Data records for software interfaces
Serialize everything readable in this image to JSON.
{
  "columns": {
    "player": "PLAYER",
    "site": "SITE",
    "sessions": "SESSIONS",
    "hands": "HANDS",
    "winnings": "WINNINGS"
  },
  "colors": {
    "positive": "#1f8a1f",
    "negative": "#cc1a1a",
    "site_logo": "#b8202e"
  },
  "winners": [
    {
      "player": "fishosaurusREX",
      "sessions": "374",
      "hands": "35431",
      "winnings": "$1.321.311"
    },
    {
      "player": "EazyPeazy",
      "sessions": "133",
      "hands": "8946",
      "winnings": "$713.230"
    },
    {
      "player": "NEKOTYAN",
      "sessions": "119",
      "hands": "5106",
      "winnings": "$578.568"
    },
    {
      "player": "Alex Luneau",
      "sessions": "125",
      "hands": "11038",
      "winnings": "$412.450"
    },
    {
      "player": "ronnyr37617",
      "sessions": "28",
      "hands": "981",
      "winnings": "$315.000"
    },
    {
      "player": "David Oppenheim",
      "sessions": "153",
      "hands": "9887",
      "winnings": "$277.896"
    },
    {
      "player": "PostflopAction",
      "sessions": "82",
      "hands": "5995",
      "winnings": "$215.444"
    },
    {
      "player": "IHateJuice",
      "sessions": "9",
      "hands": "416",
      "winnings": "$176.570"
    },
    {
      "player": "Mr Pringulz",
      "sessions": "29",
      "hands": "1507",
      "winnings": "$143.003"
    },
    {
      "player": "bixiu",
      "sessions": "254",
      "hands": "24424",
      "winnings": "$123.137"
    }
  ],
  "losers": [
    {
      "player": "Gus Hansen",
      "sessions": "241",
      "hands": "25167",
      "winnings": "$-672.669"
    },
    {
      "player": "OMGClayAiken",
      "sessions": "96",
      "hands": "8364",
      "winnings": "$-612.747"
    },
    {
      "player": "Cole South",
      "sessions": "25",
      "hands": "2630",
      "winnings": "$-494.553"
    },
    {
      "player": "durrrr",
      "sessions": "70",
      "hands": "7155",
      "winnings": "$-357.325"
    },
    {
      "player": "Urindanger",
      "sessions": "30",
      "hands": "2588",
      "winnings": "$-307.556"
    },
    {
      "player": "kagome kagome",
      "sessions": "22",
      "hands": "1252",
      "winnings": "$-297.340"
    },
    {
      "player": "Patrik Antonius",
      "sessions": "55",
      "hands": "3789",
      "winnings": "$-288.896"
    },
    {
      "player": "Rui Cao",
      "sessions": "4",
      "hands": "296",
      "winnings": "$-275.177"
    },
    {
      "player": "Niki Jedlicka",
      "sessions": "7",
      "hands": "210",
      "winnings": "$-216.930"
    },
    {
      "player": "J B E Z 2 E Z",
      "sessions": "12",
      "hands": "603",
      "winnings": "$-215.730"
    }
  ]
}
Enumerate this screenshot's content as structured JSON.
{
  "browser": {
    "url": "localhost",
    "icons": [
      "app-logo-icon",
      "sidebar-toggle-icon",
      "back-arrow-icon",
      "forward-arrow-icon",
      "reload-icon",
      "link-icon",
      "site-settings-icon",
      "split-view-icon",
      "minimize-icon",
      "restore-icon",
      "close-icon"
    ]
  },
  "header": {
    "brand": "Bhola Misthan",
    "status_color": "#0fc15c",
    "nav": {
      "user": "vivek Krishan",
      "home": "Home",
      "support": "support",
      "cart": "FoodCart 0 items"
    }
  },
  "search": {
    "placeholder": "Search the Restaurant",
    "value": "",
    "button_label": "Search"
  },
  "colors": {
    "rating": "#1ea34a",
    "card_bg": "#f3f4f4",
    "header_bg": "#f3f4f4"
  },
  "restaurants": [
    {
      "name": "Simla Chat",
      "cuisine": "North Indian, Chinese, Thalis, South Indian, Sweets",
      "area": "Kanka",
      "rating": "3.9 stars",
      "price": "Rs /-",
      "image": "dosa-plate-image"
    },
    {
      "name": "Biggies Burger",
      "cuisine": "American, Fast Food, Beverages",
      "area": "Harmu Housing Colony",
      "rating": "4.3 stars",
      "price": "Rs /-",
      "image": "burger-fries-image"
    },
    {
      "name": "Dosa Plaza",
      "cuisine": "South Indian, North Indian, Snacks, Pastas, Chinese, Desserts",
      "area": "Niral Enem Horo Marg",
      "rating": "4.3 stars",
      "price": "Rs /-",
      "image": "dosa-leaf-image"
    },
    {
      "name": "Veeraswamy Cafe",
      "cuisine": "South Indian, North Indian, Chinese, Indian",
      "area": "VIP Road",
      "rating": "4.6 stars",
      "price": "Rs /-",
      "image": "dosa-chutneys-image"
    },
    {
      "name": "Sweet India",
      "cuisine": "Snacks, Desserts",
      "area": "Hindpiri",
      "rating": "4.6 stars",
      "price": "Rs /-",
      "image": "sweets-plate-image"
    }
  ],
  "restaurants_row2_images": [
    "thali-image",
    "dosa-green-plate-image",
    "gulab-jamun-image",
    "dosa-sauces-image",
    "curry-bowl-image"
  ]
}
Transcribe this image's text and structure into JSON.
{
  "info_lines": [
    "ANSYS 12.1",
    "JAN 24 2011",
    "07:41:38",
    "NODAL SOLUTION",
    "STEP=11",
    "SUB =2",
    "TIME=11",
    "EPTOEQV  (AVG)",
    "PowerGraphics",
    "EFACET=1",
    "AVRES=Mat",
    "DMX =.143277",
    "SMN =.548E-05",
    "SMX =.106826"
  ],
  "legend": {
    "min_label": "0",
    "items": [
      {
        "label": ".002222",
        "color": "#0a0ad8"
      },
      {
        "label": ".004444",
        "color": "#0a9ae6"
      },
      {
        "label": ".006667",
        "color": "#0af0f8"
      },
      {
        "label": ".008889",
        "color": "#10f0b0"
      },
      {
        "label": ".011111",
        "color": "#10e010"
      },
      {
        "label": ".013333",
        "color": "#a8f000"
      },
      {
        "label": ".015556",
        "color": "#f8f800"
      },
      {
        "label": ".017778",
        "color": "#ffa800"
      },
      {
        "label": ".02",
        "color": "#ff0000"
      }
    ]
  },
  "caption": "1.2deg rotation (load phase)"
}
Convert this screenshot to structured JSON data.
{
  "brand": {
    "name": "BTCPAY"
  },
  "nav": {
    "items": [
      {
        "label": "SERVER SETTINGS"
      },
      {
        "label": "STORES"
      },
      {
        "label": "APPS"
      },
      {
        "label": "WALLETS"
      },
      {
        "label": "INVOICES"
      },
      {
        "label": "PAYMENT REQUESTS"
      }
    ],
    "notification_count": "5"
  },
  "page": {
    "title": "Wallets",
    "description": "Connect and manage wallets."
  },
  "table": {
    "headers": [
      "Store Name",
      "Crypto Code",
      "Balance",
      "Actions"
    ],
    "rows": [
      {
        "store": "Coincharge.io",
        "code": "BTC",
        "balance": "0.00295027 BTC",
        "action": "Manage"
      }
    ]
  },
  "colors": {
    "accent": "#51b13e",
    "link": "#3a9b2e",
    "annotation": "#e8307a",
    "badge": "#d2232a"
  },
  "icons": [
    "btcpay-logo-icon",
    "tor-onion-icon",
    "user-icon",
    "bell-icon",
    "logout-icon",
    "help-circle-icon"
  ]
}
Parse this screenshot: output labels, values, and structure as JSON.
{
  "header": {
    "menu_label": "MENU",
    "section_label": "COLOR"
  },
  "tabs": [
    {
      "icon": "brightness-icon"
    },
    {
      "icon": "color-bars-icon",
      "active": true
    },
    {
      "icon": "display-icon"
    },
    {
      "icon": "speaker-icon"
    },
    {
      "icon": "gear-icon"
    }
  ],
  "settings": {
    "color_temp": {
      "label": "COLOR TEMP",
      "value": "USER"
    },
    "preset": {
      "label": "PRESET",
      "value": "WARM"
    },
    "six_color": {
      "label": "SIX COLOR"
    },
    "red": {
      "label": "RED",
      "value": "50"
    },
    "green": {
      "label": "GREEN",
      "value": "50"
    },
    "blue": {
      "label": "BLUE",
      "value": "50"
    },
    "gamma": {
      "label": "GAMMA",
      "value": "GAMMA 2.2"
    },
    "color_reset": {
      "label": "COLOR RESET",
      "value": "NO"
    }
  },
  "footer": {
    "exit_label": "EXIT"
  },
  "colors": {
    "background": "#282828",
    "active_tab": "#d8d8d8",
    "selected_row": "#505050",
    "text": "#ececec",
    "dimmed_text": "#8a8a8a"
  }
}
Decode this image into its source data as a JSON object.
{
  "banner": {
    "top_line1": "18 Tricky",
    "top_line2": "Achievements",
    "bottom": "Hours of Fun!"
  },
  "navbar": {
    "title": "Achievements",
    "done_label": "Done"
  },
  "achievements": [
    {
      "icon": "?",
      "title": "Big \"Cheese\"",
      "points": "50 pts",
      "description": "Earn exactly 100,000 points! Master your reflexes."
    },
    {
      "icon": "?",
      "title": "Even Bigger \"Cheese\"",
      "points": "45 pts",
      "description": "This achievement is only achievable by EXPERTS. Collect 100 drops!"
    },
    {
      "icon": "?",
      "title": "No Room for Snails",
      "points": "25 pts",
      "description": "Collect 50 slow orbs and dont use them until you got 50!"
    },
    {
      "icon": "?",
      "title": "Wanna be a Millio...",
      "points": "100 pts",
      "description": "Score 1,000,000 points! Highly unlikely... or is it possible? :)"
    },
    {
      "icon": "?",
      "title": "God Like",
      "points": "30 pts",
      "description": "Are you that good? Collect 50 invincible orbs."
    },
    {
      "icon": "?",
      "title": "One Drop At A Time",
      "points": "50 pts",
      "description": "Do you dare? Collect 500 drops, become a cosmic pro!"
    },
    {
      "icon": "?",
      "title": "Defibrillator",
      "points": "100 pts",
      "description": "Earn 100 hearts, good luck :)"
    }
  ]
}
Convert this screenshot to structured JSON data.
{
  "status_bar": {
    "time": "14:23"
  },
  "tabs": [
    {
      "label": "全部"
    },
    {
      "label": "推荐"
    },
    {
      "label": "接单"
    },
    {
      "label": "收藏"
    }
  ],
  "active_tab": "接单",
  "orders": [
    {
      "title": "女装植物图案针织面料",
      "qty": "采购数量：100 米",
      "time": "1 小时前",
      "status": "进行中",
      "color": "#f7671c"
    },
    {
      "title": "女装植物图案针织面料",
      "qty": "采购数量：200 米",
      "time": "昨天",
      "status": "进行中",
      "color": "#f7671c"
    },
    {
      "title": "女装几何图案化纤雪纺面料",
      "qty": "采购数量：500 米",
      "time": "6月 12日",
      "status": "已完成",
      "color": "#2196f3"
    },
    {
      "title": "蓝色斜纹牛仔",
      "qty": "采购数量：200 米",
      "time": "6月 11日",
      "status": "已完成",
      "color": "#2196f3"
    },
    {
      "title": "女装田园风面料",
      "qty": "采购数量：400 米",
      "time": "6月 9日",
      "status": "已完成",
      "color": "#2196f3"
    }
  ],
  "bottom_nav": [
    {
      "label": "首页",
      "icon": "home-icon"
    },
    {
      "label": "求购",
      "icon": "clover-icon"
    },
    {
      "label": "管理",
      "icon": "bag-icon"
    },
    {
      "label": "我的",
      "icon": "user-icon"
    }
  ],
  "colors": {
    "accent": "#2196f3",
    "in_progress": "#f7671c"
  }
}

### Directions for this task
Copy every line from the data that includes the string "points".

### The completed task
      "points": "50 pts",
      "description": "Earn exactly 100,000 points! Master your reflexes."
      "points": "45 pts",
      "points": "25 pts",
      "points": "100 pts",
      "description": "Score 1,000,000 points! Highly unlikely... or is it possible? :)"
      "points": "30 pts",
      "points": "50 pts",
      "points": "100 pts",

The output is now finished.